Before getting caught up in the holiday rush, take a minute to evaluate the status of your health savings account (HSA). You’ll want to take advantage of its benefits before year-end, which can mean different things depending on your situation. You might need to consider opening a new account, scheduling a last-minute appointment or reimbursing yourself for out-of-pocket expenses. Spending a little time now focusing on the details can mean a big investment in your future.
Health savings accounts are the wave of the future in employer-provided health care. More and more companies are offering HSAs alongside high-deductible health insurance plans. They save employers money, and also serve as a great tax break for consumers. If your employer doesn’t offer one, you can always open your own account at your credit union or bank.
How Does It Work
Your money goes into an HSA before it’s taxed, then grows tax-deferred. Funds can be withdrawn tax-free to cover medical expenses, including your deductible and health costs that aren’t covered by your plan. Once you’re 65, you can use the money in your HSA to cover nonmedical expenses as well, making them a great investment for retirement.
One common misperception about HSAs is that you have to use your money or lose it. This is true of flexible spending accounts (FSAs), but not HSAs. You can build up HSA funds and carry them over year after year. Because you’re putting in pre-tax dollars, an HSA is similar to a traditional IRA.
When I had each of my kiddos, I knew I would max out my individual deductible for the year they were born. So when my due dates for both kids were the first week in January, I was thrilled. I had the deductible amount in an HSA, ready to pay for the birth costs. Once that was met, my medical costs were taken care of by insurance for the rest of the year.
If you’re close to meeting your deductible or have already met it, it might be time to make an appointment for a more costly procedure you’ve been putting off. Your insurance will cover your costs at a higher rate before the year ends and your deductible resets to zero.
If you have an HSA but haven’t funded it very well, consider socking away some cash in there to get the tax benefit. The contribution caps for HSAs in 2016 are $3,350 for individuals and $6,750 for families.

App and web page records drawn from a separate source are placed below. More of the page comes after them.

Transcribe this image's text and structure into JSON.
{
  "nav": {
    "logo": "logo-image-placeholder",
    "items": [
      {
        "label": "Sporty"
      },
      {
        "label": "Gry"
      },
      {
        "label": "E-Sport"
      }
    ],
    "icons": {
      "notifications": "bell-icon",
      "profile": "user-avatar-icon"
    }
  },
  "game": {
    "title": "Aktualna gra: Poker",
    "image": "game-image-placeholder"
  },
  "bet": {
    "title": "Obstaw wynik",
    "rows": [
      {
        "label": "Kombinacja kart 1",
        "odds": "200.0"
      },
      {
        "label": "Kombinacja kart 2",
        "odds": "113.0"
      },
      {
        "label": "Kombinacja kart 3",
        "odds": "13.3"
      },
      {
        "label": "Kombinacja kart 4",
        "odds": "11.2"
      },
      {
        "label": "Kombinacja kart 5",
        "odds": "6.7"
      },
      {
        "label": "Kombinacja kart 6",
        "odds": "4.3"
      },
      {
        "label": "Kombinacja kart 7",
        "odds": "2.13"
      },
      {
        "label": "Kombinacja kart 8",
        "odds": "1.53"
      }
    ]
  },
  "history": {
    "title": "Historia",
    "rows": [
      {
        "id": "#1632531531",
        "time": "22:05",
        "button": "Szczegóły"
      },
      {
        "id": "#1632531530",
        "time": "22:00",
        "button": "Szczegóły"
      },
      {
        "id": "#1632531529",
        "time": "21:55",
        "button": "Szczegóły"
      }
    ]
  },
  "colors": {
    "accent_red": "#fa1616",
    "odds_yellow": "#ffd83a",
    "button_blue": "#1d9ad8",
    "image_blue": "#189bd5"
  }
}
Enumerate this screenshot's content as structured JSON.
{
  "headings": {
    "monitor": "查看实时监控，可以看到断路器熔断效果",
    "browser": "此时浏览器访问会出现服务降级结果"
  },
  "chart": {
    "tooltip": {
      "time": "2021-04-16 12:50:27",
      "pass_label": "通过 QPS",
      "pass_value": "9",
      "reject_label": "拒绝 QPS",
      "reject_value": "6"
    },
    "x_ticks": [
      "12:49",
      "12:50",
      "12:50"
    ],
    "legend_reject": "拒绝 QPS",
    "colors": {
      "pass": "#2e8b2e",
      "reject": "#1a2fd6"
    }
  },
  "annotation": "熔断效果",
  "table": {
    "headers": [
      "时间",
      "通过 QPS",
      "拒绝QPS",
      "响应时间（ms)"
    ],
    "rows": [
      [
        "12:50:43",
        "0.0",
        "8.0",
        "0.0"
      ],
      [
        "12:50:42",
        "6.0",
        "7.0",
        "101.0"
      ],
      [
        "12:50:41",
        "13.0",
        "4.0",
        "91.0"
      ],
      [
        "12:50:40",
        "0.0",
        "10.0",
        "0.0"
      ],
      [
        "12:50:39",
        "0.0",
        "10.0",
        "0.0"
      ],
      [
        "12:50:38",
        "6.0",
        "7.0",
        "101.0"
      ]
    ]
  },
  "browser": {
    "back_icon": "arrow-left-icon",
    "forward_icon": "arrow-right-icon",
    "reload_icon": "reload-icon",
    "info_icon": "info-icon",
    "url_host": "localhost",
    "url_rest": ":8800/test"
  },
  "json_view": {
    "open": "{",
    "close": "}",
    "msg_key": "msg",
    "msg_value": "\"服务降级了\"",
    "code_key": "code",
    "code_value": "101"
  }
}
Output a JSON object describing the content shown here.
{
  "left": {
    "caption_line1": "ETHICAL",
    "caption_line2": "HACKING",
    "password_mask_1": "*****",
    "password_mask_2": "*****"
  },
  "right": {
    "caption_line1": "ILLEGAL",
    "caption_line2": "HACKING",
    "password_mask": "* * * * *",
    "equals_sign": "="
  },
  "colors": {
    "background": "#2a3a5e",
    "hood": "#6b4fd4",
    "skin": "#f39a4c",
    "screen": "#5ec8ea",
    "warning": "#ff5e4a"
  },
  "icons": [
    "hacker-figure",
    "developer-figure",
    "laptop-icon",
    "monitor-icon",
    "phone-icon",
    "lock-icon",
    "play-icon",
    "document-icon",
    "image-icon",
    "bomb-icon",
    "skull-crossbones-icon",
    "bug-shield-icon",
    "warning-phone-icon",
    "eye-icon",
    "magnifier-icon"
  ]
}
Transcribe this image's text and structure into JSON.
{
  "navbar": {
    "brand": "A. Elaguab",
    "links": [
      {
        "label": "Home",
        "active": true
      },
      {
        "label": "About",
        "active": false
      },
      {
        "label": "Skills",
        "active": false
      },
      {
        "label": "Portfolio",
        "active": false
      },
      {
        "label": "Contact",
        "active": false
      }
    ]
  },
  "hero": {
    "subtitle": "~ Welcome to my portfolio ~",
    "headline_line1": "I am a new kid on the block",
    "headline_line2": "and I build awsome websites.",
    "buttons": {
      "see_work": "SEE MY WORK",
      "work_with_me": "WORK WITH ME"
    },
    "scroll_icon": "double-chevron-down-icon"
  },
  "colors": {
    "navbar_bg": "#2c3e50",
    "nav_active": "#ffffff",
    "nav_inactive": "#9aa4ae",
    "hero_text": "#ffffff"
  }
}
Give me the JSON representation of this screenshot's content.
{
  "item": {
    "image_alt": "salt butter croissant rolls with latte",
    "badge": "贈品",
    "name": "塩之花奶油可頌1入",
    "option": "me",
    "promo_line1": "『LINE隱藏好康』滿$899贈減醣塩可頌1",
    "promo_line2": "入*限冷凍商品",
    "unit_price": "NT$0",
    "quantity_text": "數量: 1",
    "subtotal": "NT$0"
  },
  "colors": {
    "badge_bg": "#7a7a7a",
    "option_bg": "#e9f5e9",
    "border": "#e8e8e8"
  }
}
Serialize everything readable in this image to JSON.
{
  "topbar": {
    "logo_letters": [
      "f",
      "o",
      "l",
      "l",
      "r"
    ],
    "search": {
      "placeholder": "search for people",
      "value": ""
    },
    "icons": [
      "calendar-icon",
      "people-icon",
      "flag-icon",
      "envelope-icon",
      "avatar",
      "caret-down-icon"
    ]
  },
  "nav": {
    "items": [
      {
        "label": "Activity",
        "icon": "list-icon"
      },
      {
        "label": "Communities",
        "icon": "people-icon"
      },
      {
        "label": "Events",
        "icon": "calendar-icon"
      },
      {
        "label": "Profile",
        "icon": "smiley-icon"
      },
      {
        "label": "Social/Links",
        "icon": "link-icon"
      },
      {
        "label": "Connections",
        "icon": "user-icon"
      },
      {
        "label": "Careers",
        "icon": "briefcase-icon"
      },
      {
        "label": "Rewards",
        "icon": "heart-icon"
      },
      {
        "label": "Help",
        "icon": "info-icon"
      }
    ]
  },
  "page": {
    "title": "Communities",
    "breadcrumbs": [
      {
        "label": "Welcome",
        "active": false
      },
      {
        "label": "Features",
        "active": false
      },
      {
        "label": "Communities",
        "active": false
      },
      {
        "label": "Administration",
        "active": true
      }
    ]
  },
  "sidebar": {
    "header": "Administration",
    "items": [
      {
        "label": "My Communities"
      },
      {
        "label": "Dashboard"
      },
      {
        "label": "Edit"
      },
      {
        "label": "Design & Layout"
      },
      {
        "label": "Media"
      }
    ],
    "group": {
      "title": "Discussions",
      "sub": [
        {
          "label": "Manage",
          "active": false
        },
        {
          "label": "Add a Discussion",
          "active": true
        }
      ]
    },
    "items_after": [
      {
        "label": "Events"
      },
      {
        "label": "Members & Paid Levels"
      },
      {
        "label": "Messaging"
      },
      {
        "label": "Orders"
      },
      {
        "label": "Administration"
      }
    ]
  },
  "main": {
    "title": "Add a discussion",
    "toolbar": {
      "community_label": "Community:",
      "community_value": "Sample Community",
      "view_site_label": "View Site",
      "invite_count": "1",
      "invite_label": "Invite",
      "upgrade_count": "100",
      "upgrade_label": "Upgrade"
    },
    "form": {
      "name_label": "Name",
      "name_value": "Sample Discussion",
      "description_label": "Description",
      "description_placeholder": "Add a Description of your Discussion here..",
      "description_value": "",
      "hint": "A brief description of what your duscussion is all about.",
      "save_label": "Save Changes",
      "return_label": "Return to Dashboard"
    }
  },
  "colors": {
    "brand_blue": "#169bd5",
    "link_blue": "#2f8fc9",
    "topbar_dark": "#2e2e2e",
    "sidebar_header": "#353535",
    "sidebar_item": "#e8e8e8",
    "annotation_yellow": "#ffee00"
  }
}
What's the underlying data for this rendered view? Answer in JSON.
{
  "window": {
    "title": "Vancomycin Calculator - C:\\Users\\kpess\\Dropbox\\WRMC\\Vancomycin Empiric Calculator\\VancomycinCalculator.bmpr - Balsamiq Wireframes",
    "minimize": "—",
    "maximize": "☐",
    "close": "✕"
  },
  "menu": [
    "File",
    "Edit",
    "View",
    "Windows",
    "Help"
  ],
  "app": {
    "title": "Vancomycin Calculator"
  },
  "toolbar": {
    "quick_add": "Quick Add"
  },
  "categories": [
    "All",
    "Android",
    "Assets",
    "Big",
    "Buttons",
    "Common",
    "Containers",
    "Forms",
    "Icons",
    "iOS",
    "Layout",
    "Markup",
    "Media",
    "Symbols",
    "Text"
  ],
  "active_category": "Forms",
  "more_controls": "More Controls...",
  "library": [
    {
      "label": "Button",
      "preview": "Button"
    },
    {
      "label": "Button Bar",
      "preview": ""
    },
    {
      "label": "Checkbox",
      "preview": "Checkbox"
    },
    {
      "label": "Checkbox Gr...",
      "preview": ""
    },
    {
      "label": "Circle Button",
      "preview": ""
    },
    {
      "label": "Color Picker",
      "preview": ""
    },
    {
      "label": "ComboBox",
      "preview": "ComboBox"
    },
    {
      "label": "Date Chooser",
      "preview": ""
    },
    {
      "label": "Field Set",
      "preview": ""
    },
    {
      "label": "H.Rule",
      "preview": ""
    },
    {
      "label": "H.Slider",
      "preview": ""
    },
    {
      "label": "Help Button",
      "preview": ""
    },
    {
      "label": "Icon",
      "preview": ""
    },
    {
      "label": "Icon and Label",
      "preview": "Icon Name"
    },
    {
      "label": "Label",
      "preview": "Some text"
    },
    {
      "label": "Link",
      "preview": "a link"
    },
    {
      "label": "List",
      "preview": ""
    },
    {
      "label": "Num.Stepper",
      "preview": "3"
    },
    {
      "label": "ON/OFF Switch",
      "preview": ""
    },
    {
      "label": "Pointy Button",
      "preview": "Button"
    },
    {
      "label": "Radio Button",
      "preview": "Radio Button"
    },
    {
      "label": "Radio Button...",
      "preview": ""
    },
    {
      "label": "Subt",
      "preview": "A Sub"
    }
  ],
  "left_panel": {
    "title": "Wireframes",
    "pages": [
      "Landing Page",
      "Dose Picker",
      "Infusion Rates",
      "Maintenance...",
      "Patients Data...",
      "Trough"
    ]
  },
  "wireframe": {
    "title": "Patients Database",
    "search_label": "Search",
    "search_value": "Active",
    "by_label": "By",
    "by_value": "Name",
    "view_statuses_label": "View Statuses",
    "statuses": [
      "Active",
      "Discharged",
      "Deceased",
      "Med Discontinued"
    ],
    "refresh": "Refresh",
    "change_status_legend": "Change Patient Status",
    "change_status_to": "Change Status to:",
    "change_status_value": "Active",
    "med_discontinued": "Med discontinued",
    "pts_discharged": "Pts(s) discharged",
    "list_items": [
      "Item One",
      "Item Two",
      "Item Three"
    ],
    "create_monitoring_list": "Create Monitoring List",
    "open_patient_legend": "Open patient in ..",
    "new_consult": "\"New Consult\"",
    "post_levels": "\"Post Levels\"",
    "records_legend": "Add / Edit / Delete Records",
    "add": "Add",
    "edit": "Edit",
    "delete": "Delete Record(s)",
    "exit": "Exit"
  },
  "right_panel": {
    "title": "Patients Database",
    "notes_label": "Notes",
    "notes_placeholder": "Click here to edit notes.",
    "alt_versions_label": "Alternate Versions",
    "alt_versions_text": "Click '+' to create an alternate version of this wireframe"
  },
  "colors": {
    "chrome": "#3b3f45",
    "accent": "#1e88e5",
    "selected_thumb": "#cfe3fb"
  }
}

My goal is to have two times our family deductible built up in our HSA at the beginning of every year. That way, if we meet our deductible this year, we are still prepared for next year and have time to build it back up before we may need it again. It still earns interest and we don’t pay taxes on it! Because we also have employer contributions, the money grows that much faster.
Kat's Money Corner is posted in the Kansas City Star every week. Kat Hnatyshyn, when not blogging or caring for her little ones, is a manager with CommunityAmerica Credit Union. For more financial chatter, follow us on Twitter @CommunityAmerCU.